[Entries from a dataset of interfaces]
- - -
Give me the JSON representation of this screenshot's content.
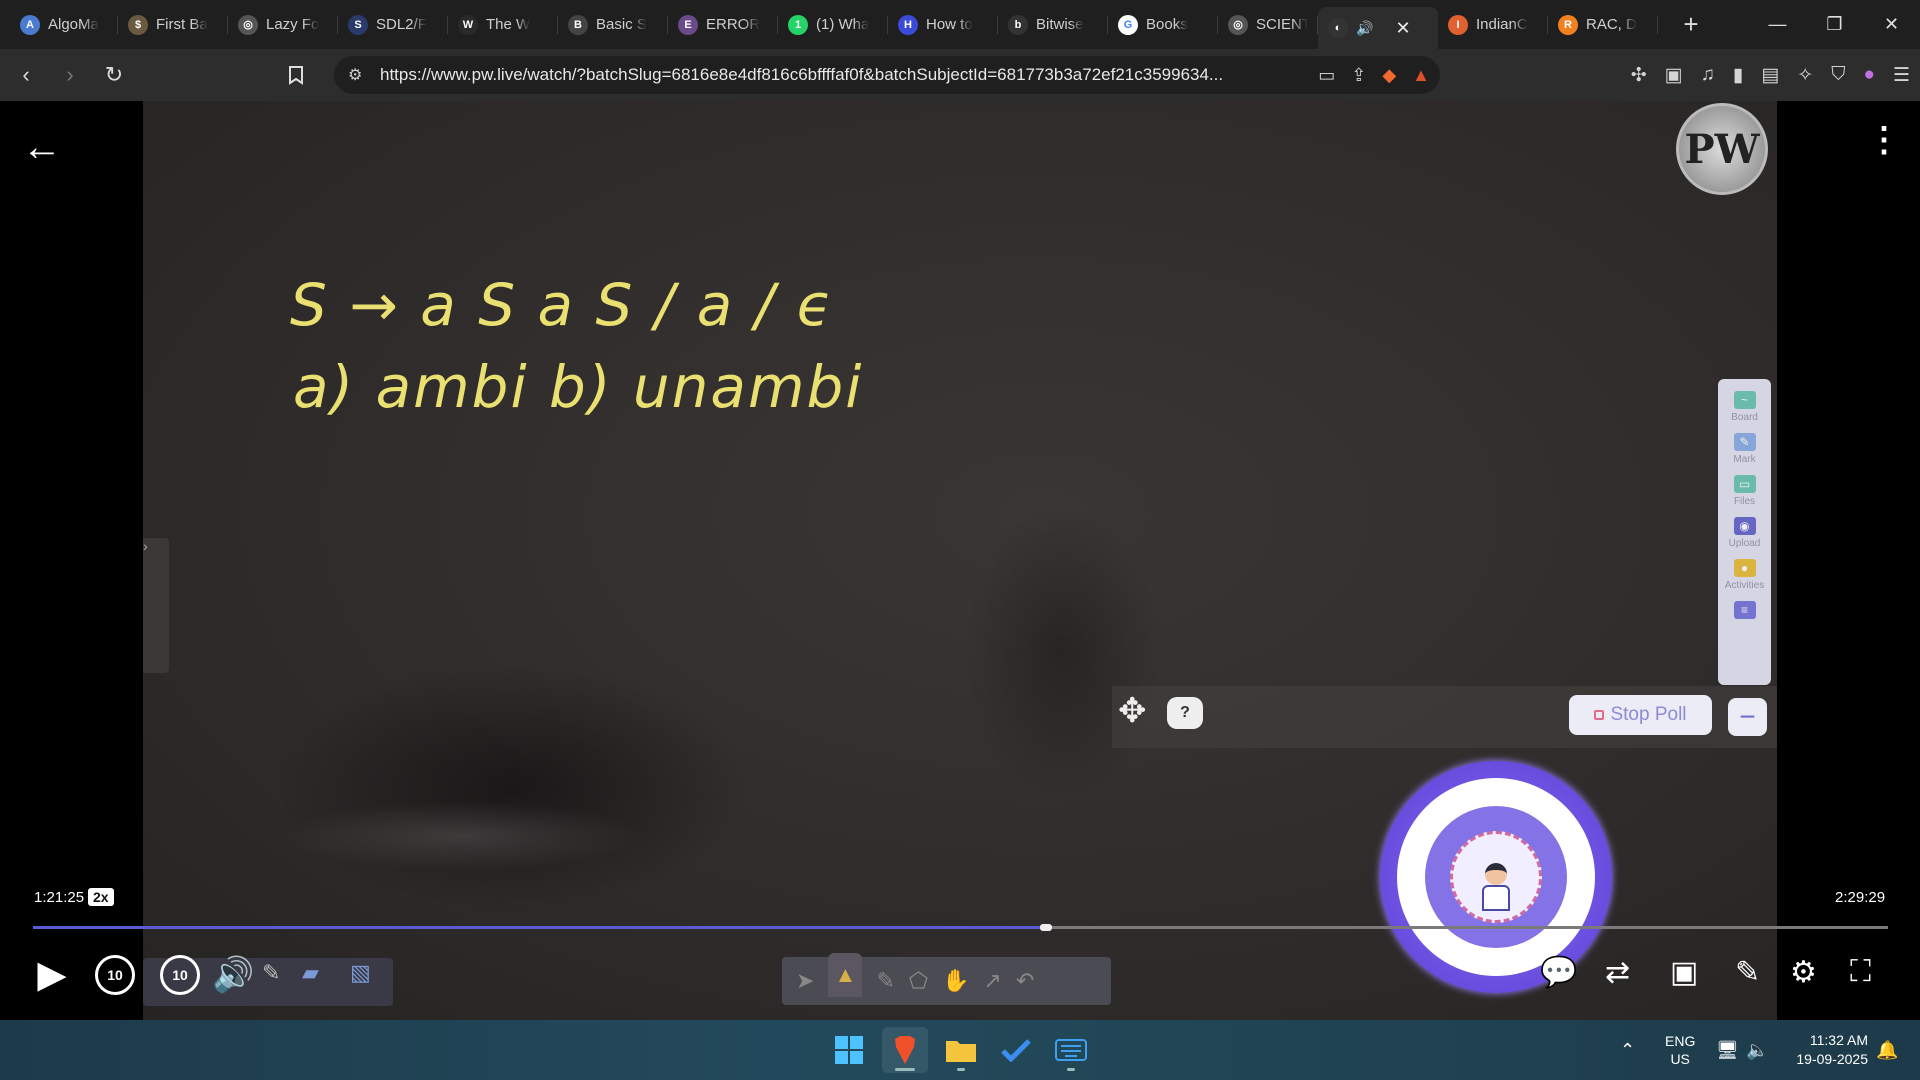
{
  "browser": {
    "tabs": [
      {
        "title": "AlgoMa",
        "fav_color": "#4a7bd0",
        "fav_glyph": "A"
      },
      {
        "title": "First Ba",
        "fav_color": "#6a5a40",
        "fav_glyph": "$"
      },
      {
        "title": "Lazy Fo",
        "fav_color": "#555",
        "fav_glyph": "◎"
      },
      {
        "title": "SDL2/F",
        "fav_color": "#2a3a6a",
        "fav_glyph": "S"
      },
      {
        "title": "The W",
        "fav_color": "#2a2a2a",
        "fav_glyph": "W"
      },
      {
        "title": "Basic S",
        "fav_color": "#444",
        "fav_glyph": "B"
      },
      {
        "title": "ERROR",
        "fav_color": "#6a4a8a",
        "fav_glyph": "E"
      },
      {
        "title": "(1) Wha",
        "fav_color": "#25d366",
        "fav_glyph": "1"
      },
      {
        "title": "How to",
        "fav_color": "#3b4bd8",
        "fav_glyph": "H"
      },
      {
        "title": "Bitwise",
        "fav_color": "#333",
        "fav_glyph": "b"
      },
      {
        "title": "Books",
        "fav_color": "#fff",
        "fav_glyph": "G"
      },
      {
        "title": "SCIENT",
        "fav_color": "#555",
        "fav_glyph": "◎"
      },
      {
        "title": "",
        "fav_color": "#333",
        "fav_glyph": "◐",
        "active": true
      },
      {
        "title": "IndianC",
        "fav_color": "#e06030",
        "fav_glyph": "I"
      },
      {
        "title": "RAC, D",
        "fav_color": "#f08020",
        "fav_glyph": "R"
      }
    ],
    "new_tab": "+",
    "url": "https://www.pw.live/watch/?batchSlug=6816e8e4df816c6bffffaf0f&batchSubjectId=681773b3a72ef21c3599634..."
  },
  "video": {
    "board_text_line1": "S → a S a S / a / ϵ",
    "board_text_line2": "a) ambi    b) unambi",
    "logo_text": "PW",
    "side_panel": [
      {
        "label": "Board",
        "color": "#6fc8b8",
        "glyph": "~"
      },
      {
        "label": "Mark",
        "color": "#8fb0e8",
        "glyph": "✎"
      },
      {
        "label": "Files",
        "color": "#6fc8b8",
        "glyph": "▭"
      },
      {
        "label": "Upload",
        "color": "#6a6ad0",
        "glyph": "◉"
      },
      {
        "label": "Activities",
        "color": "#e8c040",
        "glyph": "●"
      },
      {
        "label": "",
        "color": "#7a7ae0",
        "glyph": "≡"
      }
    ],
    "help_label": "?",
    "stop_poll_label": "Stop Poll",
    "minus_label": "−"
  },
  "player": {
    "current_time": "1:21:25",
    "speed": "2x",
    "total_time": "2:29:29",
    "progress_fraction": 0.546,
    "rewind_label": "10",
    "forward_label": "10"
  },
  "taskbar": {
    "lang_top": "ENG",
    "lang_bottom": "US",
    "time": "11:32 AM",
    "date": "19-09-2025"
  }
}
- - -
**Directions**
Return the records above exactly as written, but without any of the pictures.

**Exercise answer**
Give me the JSON representation of this screenshot's content.
{
  "browser": {
    "tabs": [
      {
        "title": "AlgoMa",
        "fav_color": "#4a7bd0",
        "fav_glyph": "A"
      },
      {
        "title": "First Ba",
        "fav_color": "#6a5a40",
        "fav_glyph": "$"
      },
      {
        "title": "Lazy Fo",
        "fav_color": "#555",
        "fav_glyph": "◎"
      },
      {
        "title": "SDL2/F",
        "fav_color": "#2a3a6a",
        "fav_glyph": "S"
      },
      {
        "title": "The W",
        "fav_color": "#2a2a2a",
        "fav_glyph": "W"
      },
      {
        "title": "Basic S",
        "fav_color": "#444",
        "fav_glyph": "B"
      },
      {
        "title": "ERROR",
        "fav_color": "#6a4a8a",
        "fav_glyph": "E"
      },
      {
        "title": "(1) Wha",
        "fav_color": "#25d366",
        "fav_glyph": "1"
      },
      {
        "title": "How to",
        "fav_color": "#3b4bd8",
        "fav_glyph": "H"
      },
      {
        "title": "Bitwise",
        "fav_color": "#333",
        "fav_glyph": "b"
      },
      {
        "title": "Books",
        "fav_color": "#fff",
        "fav_glyph": "G"
      },
      {
        "title": "SCIENT",
        "fav_color": "#555",
        "fav_glyph": "◎"
      },
      {
        "title": "",
        "fav_color": "#333",
        "fav_glyph": "◐",
        "active": true
      },
      {
        "title": "IndianC",
        "fav_color": "#e06030",
        "fav_glyph": "I"
      },
      {
        "title": "RAC, D",
        "fav_color": "#f08020",
        "fav_glyph": "R"
      }
    ],
    "new_tab": "+",
    "url": "https://www.pw.live/watch/?batchSlug=6816e8e4df816c6bffffaf0f&batchSubjectId=681773b3a72ef21c3599634..."
  },
  "video": {
    "board_text_line1": "S → a S a S / a / ϵ",
    "board_text_line2": "a) ambi    b) unambi",
    "logo_text": "PW",
    "side_panel": [
      {
        "label": "Board",
        "color": "#6fc8b8",
        "glyph": "~"
      },
      {
        "label": "Mark",
        "color": "#8fb0e8",
        "glyph": "✎"
      },
      {
        "label": "Files",
        "color": "#6fc8b8",
        "glyph": "▭"
      },
      {
        "label": "Upload",
        "color": "#6a6ad0",
        "glyph": "◉"
      },
      {
        "label": "Activities",
        "color": "#e8c040",
        "glyph": "●"
      },
      {
        "label": "",
        "color": "#7a7ae0",
        "glyph": "≡"
      }
    ],
    "help_label": "?",
    "stop_poll_label": "Stop Poll",
    "minus_label": "−"
  },
  "player": {
    "current_time": "1:21:25",
    "speed": "2x",
    "total_time": "2:29:29",
    "progress_fraction": 0.546,
    "rewind_label": "10",
    "forward_label": "10"
  },
  "taskbar": {
    "lang_top": "ENG",
    "lang_bottom": "US",
    "time": "11:32 AM",
    "date": "19-09-2025"
  }
}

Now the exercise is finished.